Before I’m accused of adding yet another page to the extrovert’s charter, consider what originally gave you your love of the arts. Most of us can point to someone who pointed us in the right direction, however gently and however long ago. I have been blessed with a life filled with inspirational people, from my mum through to people I work with now like Clarissa.

But my point here isn’t about how to draw inspiration, or how to make your artistic journey smoother by surrounding yourself with “the right people” (however important those things are). My point is the unquantifiable debt we owe our inspirations. Without those inspirational figures we would never have set out on the path we love. The way we can best repay that debt is simple. Be inspirational.

What does that mean? Well, it’s as indefinable as being spectacular, of course. But like being spectacular it’s a mindset that we can all aspire to and adopt. Think back again. We are surrounded every day by people enmeshed in the world of arts and letters. What is it that made the few who inspired you stand out?

Ever one to look for alliteration where none exists in nature, the following five things feel like a good place to start.

  • Enthusiasm – it’s infectious, almost epidemiologically catching. Do you love literature? Really love it?  Let it show!
  • Encouragement – those who inspire us are always looking for ways they can support others. They often have an uncanny knack of seeing beyond the one who shouts loudest in a group, seeing what it is that burns unseen, even unnoticed, in the quiet kid at the back of the class, making a line straight for them and helping it catch fire. See a glimmer of interest in someone? Don’t say “that’s nice?” or even walk on by. Stop and figure out what you can do to help it burn brighter.
  • Enjoyment – it seems obvious but it’s something we forget so often. One of the main reasons we do things we see others doing is that we see just how much fun they’re having. There will be times when the last thing you feel like doing is tapping anything on the keyboard. I know that all too well, and I know how important it is to vent sometimes. But some writers seem to make a virtue out of grumbling at every turn. There are times we need to keep those conversations among friends because, after all, if we didn’t at a deep underlying level love what we do, we wouldn’t do it.
  • Energy – I’m not talking about tweeting 100 times an hour or generally being one of those always bright and breezy smiling people who thinks the world is always one long cocktail. It’s more a question of giving what time you have. People who inspire us are just as susceptible to depression and the vicissitudes of life as the rest of us – it’s what they do with the time they have that matters.
  • Engagement – this is pretty much where I started with this blog and it’s still the most important thing. Speak to people, and not just to tell them what you’ve done now. Take an interest in what they do, listen, respond to their comments.

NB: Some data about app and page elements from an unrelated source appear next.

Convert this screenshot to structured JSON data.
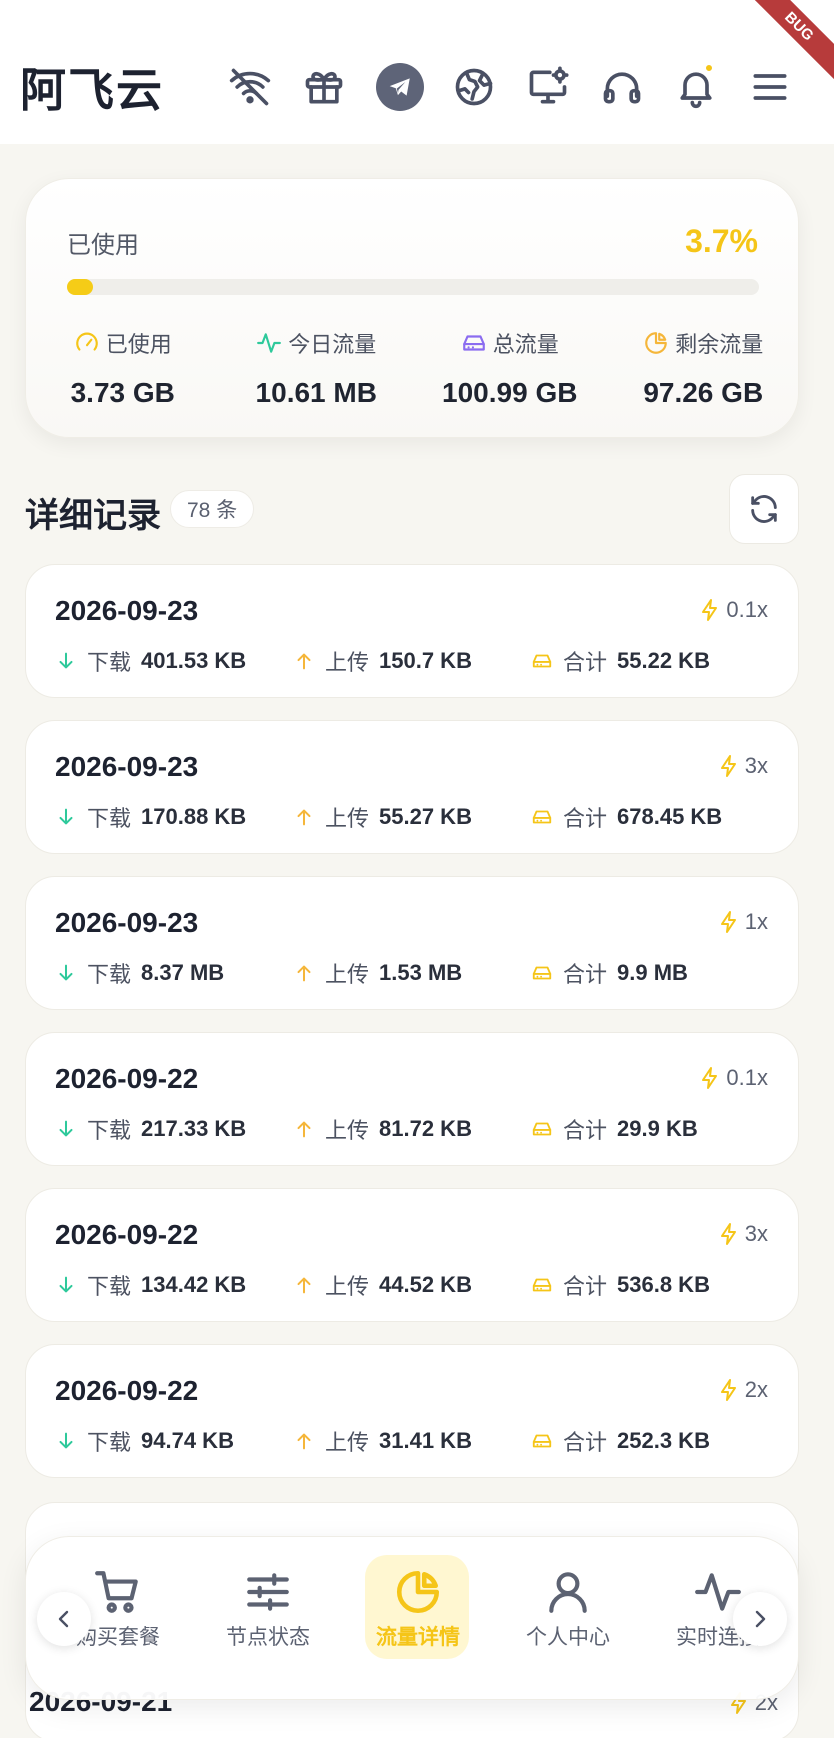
{
  "header": {
    "title": "阿飞云",
    "debug_ribbon": "BUG",
    "icons": [
      "wifi-off-icon",
      "gift-icon",
      "telegram-icon",
      "globe-icon",
      "monitor-settings-icon",
      "headphones-icon",
      "bell-icon",
      "menu-icon"
    ]
  },
  "usage": {
    "label": "已使用",
    "percent_text": "3.7%",
    "percent": 3.7,
    "accent_color": "#f5c518",
    "stats": [
      {
        "label": "已使用",
        "value": "3.73 GB",
        "icon": "gauge-icon",
        "color": "#f5c518"
      },
      {
        "label": "今日流量",
        "value": "10.61 MB",
        "icon": "activity-icon",
        "color": "#2ec99b"
      },
      {
        "label": "总流量",
        "value": "100.99 GB",
        "icon": "drive-icon",
        "color": "#8b6cf0"
      },
      {
        "label": "剩余流量",
        "value": "97.26 GB",
        "icon": "pie-icon",
        "color": "#f5b63a"
      }
    ]
  },
  "records": {
    "title": "详细记录",
    "count": "78 条",
    "labels": {
      "download": "下载",
      "upload": "上传",
      "total": "合计"
    },
    "items": [
      {
        "date": "2026-09-23",
        "mult": "0.1x",
        "download": "401.53 KB",
        "upload": "150.7 KB",
        "total": "55.22 KB"
      },
      {
        "date": "2026-09-23",
        "mult": "3x",
        "download": "170.88 KB",
        "upload": "55.27 KB",
        "total": "678.45 KB"
      },
      {
        "date": "2026-09-23",
        "mult": "1x",
        "download": "8.37 MB",
        "upload": "1.53 MB",
        "total": "9.9 MB"
      },
      {
        "date": "2026-09-22",
        "mult": "0.1x",
        "download": "217.33 KB",
        "upload": "81.72 KB",
        "total": "29.9 KB"
      },
      {
        "date": "2026-09-22",
        "mult": "3x",
        "download": "134.42 KB",
        "upload": "44.52 KB",
        "total": "536.8 KB"
      },
      {
        "date": "2026-09-22",
        "mult": "2x",
        "download": "94.74 KB",
        "upload": "31.41 KB",
        "total": "252.3 KB"
      }
    ],
    "partial": {
      "date": "2026-09-21",
      "mult": "2x"
    }
  },
  "nav": {
    "items": [
      {
        "label": "购买套餐",
        "icon": "cart-icon"
      },
      {
        "label": "节点状态",
        "icon": "sliders-icon"
      },
      {
        "label": "流量详情",
        "icon": "pie-chart-icon",
        "active": true
      },
      {
        "label": "个人中心",
        "icon": "user-icon"
      },
      {
        "label": "实时连接",
        "icon": "activity-icon"
      }
    ]
  }
}
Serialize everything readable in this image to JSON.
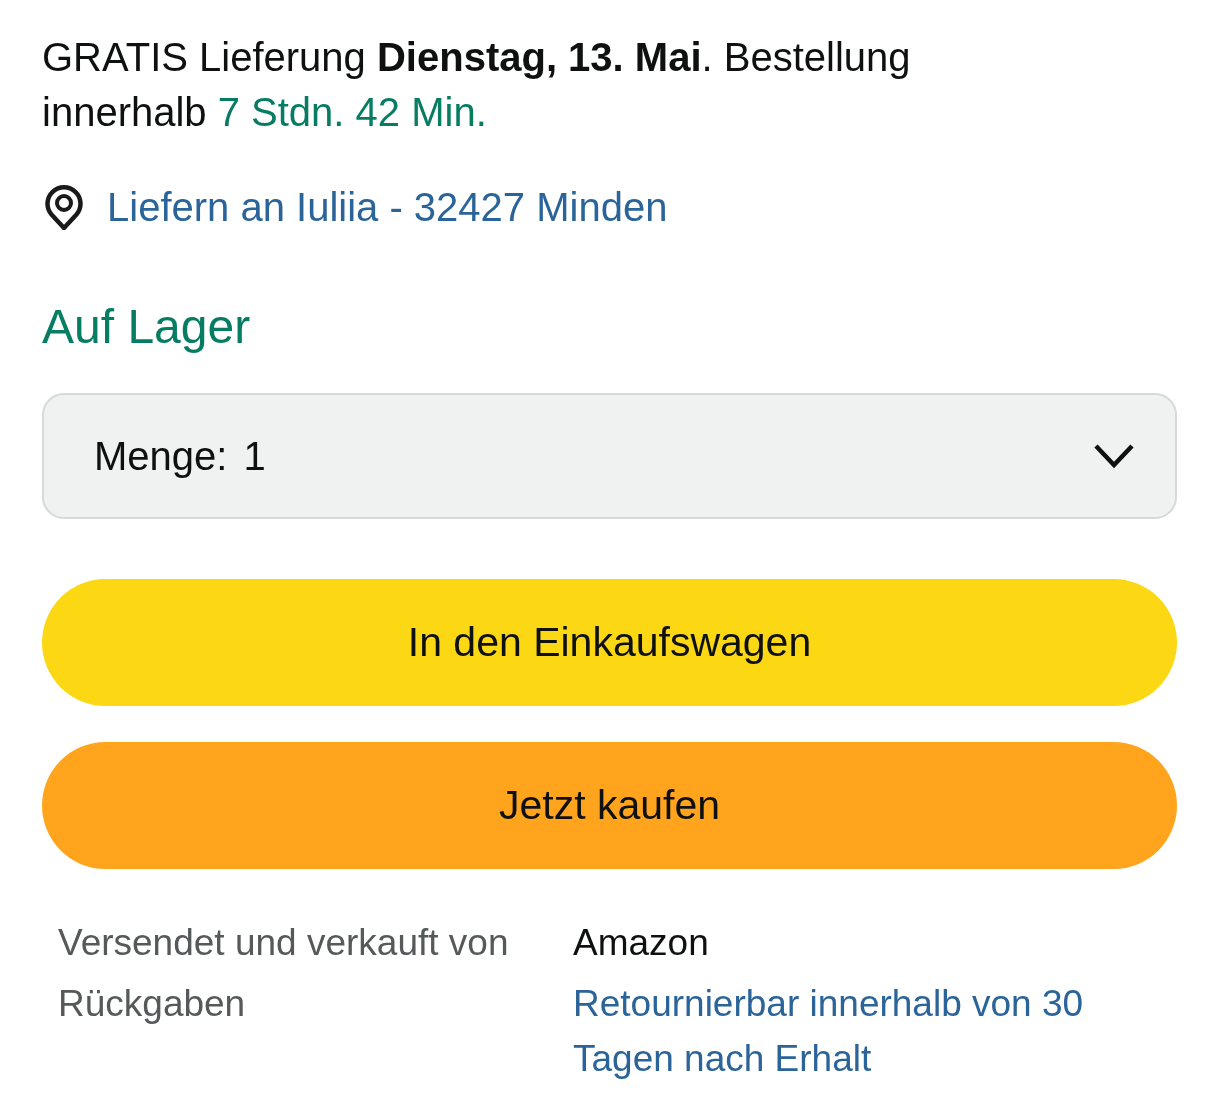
{
  "delivery": {
    "text": "GRATIS Lieferung **Dienstag, 13. Mai**. Bestellung innerhalb",
    "countdown": "7 Stdn. 42 Min."
  },
  "location": {
    "text": "Liefern an Iuliia - 32427 Minden"
  },
  "availability": "Auf Lager",
  "quantity": {
    "label": "Menge:",
    "value": "1"
  },
  "buttons": [
    {
      "label": "In den Einkaufswagen",
      "kind": "cart"
    },
    {
      "label": "Jetzt kaufen",
      "kind": "buy"
    }
  ],
  "details": [
    {
      "label": "Versendet und verkauft von",
      "value": "Amazon",
      "kind": "text"
    },
    {
      "label": "Rückgaben",
      "value": "Retournierbar innerhalb von 30 Tagen nach Erhalt",
      "kind": "link"
    }
  ]
}
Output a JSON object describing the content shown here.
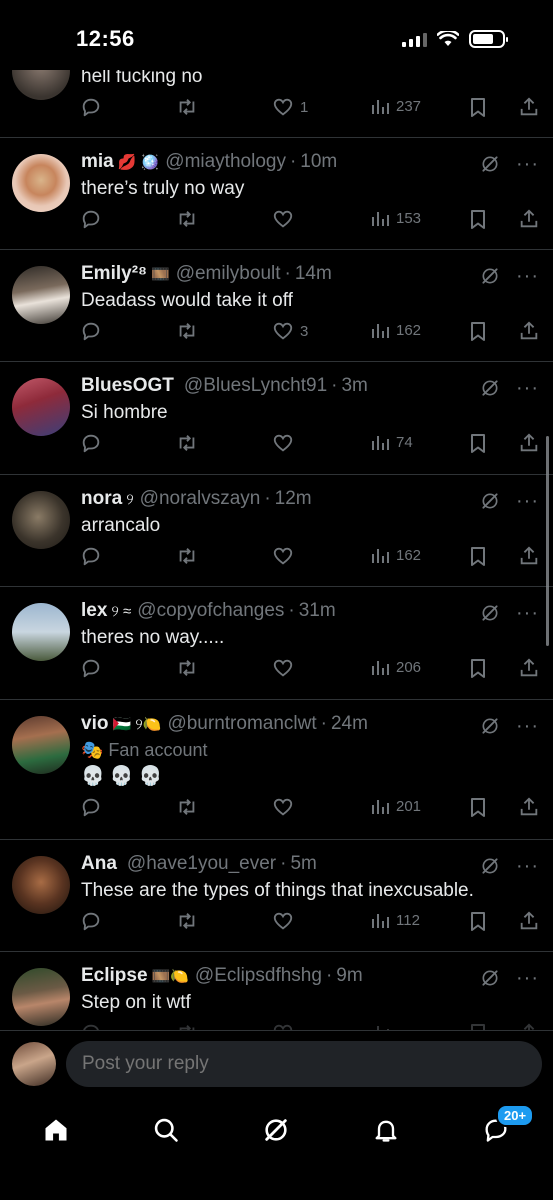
{
  "status_bar": {
    "time": "12:56"
  },
  "tweets": [
    {
      "name": "",
      "badges": "",
      "handle": "",
      "time": "",
      "text": "hell fucking no",
      "replies": "",
      "retweets": "",
      "likes": "1",
      "views": "237"
    },
    {
      "name": "mia",
      "badges": "💋 🪩",
      "handle": "@miaythology",
      "time": "10m",
      "text": "there’s truly no way",
      "replies": "",
      "retweets": "",
      "likes": "",
      "views": "153"
    },
    {
      "name": "Emily²⁸",
      "badges": "🎞️",
      "handle": "@emilyboult",
      "time": "14m",
      "text": "Deadass would take it off",
      "replies": "",
      "retweets": "",
      "likes": "3",
      "views": "162"
    },
    {
      "name": "BluesOGT",
      "badges": "",
      "handle": "@BluesLyncht91",
      "time": "3m",
      "text": "Si hombre",
      "replies": "",
      "retweets": "",
      "likes": "",
      "views": "74"
    },
    {
      "name": "nora",
      "badges": "୨",
      "handle": "@noralvszayn",
      "time": "12m",
      "text": "arrancalo",
      "replies": "",
      "retweets": "",
      "likes": "",
      "views": "162"
    },
    {
      "name": "lex",
      "badges": "୨ ≈",
      "handle": "@copyofchanges",
      "time": "31m",
      "text": "theres no way.....",
      "replies": "",
      "retweets": "",
      "likes": "",
      "views": "206"
    },
    {
      "name": "vio",
      "badges": "🇵🇸 ୨🍋",
      "handle": "@burntromanclwt",
      "time": "24m",
      "subtext": "🎭 Fan account",
      "text": "💀 💀 💀",
      "replies": "",
      "retweets": "",
      "likes": "",
      "views": "201"
    },
    {
      "name": "Ana",
      "badges": "",
      "handle": "@have1you_ever",
      "time": "5m",
      "text": "These are the types of things that inexcusable.",
      "replies": "",
      "retweets": "",
      "likes": "",
      "views": "112"
    },
    {
      "name": "Eclipse",
      "badges": "🎞️🍋",
      "handle": "@Eclipsdfhshg",
      "time": "9m",
      "text": "Step on it wtf",
      "replies": "",
      "retweets": "",
      "likes": "",
      "views": ""
    }
  ],
  "reply_bar": {
    "placeholder": "Post your reply"
  },
  "tabbar": {
    "items": [
      "home-icon",
      "search-icon",
      "grok-icon",
      "notifications-icon",
      "messages-icon"
    ],
    "messages_badge": "20+"
  },
  "colors": {
    "background": "#000000",
    "text": "#e7e9ea",
    "muted": "#71767b",
    "accent": "#1d9bf0",
    "divider": "#2f3336"
  }
}
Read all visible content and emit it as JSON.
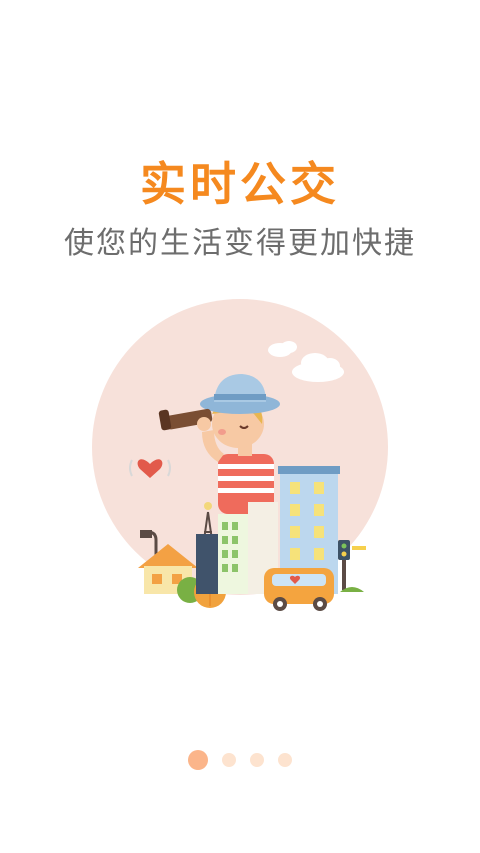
{
  "onboarding": {
    "title": "实时公交",
    "subtitle": "使您的生活变得更加快捷",
    "illustration": "city-bus-boy-with-telescope",
    "pages": 4,
    "current_page": 1
  },
  "colors": {
    "accent": "#f5891f",
    "subtitle": "#6d6d6d",
    "circle_bg": "#f7e1da",
    "dot_active": "#fbb58a",
    "dot_inactive": "#fde3cf"
  }
}
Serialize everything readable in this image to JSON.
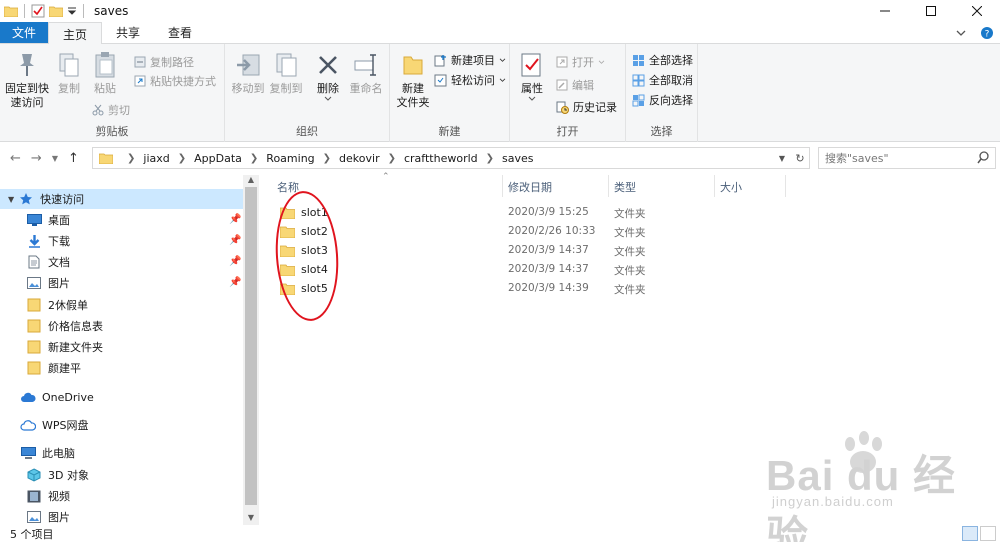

Of course not everyone can do all of those things. And certainly not all the time. But when we are able, then we should put this right at the top of our priority list. It’s the least we owe the people who got us started.


  1. I'll do my best, Dan - as long as I can take time off occasionally, and curl up with a book!

  2. Thanks Dan, you inspired me to put a story up on my blog today to check it out. You are up there in my all time top 3 'inspirational' folks. And you're the only one of them I've never met! Virtual inspiration is just as valid though.

  3. Jo - it would be impossible to do anything without being able to curl up with a book

    Cally - love the story and hope you have wonderful fish tonight (I'm looking forward to some smoked mackerel pate) - and many of my inspirations (you included) are virtual - even those I've met were virtual inspirations a long time before (see this post on Sabina England)

  4. Hi Dan, came to have a nose over here after seeing your comment on the Not The Booker Prize comment.
    Great post.
    I bet Brian Harvey wishes he had these five Es instead the 20-odd he took that night.
    Very inspiring! Liz x

  5. I so nearly mentioned Brian with all them Es!